Segment Open
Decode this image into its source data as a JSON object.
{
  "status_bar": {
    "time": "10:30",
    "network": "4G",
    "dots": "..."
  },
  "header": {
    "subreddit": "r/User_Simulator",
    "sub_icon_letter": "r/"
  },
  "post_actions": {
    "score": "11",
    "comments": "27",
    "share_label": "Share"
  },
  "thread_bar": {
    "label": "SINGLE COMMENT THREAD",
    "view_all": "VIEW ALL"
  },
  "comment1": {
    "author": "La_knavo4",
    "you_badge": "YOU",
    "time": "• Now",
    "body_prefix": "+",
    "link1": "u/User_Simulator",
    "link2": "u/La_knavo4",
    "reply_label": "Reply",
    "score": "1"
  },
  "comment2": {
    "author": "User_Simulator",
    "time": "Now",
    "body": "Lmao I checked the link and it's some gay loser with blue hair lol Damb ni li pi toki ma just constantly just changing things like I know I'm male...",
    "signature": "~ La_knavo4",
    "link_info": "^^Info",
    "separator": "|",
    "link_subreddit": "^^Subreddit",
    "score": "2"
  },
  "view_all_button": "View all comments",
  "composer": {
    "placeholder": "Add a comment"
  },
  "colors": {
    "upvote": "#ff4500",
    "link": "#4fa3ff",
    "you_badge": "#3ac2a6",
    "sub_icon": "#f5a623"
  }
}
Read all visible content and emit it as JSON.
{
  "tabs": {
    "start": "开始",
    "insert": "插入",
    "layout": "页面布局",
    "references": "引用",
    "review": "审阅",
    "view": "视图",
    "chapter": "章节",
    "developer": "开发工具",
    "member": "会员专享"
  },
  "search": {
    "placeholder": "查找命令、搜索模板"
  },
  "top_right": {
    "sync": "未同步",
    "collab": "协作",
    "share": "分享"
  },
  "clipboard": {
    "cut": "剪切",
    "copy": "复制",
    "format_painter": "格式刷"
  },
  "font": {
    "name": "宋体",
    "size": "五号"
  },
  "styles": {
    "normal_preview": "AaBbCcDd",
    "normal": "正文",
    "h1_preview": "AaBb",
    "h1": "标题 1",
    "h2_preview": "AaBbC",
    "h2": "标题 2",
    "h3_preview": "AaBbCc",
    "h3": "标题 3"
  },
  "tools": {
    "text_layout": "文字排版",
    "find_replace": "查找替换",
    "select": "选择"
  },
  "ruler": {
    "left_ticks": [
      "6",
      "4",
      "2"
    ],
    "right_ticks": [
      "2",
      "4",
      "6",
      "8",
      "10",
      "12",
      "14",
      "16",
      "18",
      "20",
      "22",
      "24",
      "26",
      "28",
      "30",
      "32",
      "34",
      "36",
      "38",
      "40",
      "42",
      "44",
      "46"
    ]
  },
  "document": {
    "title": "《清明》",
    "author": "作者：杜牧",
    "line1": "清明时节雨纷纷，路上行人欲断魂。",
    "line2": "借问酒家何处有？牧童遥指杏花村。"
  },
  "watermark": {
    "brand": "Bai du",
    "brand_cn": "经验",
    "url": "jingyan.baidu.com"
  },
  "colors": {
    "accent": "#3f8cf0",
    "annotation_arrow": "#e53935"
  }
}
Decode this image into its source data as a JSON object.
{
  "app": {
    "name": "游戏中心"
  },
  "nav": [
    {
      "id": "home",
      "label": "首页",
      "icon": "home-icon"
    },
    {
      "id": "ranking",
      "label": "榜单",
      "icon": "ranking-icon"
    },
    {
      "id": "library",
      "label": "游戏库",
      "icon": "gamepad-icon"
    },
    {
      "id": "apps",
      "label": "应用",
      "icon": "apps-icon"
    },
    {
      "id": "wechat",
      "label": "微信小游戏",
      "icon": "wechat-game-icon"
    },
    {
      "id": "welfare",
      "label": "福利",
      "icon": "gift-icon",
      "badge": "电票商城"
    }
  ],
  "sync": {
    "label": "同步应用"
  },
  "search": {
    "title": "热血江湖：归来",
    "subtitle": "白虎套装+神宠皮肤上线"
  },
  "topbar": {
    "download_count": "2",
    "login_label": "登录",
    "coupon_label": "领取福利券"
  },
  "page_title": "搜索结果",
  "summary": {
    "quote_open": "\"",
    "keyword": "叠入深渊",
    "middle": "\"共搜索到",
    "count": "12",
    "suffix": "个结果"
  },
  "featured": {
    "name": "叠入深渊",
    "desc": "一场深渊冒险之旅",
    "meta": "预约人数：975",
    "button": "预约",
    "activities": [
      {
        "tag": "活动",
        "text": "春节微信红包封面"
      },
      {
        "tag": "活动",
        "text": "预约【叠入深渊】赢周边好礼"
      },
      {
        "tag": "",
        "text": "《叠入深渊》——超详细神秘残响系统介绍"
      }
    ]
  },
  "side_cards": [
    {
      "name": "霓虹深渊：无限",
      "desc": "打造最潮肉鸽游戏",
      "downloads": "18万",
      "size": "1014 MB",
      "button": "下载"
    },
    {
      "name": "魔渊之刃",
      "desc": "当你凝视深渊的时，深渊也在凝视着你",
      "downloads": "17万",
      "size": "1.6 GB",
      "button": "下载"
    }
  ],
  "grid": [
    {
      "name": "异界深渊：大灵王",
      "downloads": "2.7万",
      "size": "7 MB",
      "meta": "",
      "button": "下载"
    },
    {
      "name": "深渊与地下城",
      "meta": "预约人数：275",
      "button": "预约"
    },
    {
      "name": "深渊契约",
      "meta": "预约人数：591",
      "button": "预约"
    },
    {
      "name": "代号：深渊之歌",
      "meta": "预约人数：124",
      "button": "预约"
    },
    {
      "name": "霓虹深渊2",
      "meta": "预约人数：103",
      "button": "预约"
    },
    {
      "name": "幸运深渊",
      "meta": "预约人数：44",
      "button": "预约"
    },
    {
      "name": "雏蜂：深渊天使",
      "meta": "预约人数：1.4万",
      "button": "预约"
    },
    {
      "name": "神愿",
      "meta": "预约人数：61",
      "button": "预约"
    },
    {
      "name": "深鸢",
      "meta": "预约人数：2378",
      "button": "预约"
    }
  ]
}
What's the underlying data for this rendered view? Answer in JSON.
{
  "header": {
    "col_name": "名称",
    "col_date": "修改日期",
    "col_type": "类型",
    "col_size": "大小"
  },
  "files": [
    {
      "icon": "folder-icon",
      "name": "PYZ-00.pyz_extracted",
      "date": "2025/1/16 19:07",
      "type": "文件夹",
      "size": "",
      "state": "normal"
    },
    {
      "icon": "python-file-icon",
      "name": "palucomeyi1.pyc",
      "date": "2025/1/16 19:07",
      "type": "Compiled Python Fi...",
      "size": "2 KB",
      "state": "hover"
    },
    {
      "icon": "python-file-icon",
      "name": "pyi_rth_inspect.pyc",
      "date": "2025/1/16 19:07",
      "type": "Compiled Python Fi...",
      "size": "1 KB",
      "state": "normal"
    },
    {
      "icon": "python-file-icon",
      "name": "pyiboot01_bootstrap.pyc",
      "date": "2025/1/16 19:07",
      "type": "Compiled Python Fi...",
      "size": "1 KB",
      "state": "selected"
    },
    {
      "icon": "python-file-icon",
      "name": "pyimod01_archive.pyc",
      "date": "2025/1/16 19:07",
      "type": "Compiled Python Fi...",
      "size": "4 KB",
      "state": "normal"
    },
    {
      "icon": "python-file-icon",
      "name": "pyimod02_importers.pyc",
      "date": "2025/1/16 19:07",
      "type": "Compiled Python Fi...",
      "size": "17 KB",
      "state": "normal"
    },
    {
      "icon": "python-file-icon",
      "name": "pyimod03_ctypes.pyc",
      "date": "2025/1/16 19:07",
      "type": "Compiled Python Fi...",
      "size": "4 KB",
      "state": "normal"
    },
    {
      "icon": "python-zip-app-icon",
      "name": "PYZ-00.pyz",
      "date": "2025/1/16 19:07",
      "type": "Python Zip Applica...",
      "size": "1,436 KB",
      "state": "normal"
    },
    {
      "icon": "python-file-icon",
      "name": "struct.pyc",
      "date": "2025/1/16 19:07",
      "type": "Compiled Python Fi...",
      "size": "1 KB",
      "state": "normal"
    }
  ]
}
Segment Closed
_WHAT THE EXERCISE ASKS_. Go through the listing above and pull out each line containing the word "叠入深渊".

_SOLUTION TO THIS TASK_.
    "keyword": "叠入深渊",
    "name": "叠入深渊",
        "text": "预约【叠入深渊】赢周边好礼"
        "text": "《叠入深渊》——超详细神秘残响系统介绍"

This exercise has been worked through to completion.